Make sure that ventilation is good. Fix the roof with hinges to the frame and mount a stem – lift the roof, set the stem inbetween – and ventilation is done. If you want a more professional cold frame use polycarbonate plates for the roof. This roof is much more solid and insulated. The cold frame will heat up noticeably already within the first weeks sunrays and it will keep the warm air inside – thus your vegetables will have the right climate to grow faster.
The correct position for a cold frame is a sunny spot. Furthermore it should be placed next to the house or shed, so that the cold frame is wind-sheltered. Ideally, the higher backside should point north and the beveled side south. This way, your cold frame catches most of the sunlight.

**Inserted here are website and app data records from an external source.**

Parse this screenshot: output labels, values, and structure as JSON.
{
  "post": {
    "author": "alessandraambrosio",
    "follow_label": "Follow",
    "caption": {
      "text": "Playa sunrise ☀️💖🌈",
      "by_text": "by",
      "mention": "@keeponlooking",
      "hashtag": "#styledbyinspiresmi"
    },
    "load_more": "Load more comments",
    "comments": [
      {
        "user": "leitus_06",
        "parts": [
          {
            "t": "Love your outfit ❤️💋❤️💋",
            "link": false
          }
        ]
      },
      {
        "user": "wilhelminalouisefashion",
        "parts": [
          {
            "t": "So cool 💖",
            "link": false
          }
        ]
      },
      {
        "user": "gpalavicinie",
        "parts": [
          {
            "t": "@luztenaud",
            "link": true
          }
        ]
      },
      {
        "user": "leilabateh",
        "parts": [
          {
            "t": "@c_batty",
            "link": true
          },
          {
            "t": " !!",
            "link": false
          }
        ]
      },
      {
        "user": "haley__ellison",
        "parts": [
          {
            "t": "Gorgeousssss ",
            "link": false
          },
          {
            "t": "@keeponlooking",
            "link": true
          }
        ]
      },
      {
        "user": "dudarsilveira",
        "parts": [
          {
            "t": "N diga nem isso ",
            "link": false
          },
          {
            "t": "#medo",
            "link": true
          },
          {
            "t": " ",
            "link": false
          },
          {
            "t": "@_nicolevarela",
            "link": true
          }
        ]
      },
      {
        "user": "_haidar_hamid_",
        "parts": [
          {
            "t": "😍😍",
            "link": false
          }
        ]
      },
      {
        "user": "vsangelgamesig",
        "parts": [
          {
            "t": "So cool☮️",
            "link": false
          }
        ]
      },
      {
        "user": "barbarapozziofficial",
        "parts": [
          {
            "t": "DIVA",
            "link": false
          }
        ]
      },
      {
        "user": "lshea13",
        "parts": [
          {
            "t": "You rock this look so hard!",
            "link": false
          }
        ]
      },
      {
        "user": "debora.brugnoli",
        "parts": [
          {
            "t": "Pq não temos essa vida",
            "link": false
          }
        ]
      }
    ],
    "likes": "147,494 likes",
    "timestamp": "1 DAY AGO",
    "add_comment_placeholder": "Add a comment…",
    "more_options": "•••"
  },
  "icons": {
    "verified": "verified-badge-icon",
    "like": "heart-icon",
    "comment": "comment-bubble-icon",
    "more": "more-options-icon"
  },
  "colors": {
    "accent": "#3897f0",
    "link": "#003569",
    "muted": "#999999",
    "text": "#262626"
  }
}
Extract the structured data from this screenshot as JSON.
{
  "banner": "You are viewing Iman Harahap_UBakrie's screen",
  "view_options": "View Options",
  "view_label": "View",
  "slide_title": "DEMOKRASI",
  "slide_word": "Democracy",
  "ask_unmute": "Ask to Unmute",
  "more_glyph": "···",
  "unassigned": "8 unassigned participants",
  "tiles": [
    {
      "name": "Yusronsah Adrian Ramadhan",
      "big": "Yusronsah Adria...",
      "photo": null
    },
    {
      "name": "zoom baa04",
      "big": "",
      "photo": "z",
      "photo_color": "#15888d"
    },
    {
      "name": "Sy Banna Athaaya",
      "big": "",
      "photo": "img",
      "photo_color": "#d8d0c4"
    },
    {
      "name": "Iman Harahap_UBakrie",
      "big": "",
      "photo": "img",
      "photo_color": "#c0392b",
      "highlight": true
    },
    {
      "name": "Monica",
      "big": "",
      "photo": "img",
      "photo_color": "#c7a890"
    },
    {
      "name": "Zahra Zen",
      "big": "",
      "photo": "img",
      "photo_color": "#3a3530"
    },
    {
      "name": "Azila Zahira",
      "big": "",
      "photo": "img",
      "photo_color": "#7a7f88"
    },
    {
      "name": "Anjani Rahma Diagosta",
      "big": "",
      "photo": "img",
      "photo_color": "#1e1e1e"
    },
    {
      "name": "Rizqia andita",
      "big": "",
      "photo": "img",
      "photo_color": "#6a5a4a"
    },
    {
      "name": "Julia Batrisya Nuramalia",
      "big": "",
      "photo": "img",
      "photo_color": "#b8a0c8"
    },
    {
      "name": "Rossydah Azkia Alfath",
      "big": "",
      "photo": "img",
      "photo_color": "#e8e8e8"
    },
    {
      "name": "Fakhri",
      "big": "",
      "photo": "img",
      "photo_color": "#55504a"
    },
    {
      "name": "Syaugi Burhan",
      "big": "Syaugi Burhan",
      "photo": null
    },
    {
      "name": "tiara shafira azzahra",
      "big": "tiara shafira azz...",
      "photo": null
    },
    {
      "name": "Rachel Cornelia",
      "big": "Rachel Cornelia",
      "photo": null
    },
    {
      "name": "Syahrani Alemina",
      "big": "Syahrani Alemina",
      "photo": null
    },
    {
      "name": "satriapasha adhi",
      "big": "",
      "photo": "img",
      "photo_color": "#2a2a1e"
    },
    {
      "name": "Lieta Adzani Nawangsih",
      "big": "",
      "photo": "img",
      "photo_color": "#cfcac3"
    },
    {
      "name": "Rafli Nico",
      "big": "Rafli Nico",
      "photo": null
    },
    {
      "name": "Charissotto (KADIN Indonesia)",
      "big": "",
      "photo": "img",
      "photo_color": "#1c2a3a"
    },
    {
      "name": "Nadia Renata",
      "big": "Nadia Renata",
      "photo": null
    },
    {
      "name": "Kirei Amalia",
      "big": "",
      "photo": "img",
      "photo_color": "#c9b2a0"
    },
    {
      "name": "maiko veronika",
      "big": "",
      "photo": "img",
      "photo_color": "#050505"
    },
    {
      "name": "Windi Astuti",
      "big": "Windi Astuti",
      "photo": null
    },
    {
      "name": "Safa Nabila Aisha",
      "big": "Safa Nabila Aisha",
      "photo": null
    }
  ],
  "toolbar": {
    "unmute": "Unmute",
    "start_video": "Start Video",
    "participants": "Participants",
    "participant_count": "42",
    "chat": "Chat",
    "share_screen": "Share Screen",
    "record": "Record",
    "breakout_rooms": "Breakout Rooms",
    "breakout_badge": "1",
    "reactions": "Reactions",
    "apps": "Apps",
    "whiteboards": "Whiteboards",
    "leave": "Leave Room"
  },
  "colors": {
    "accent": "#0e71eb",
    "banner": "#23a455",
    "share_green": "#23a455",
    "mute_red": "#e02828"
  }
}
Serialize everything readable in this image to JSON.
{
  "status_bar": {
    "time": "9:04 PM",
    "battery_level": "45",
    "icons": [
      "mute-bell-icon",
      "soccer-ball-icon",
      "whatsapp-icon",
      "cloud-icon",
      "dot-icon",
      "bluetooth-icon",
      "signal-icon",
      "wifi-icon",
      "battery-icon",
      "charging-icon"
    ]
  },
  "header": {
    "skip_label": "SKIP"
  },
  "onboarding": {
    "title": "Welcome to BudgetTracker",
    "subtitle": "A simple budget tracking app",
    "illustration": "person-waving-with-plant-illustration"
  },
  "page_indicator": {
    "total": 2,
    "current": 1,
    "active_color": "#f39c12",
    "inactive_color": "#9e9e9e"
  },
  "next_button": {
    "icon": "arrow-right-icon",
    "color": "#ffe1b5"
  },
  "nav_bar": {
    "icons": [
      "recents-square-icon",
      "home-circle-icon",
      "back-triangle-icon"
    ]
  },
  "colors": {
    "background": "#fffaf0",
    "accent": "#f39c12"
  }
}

After you have finished building your cold frame you are ready to sow – but aerate the soil first and do not forget to water. If it is still very cold outside, you should protect your plants with a fleece or straw. Start with ventilation when the days get warmer in mid-March.
The best vegetables for sowing in March are: Cabbage, Garden Cress, Lettuce, Radish and lesser celandine. After mid-April you can also sow Cucumbers, Tomatoes, Zucchini and Peppers.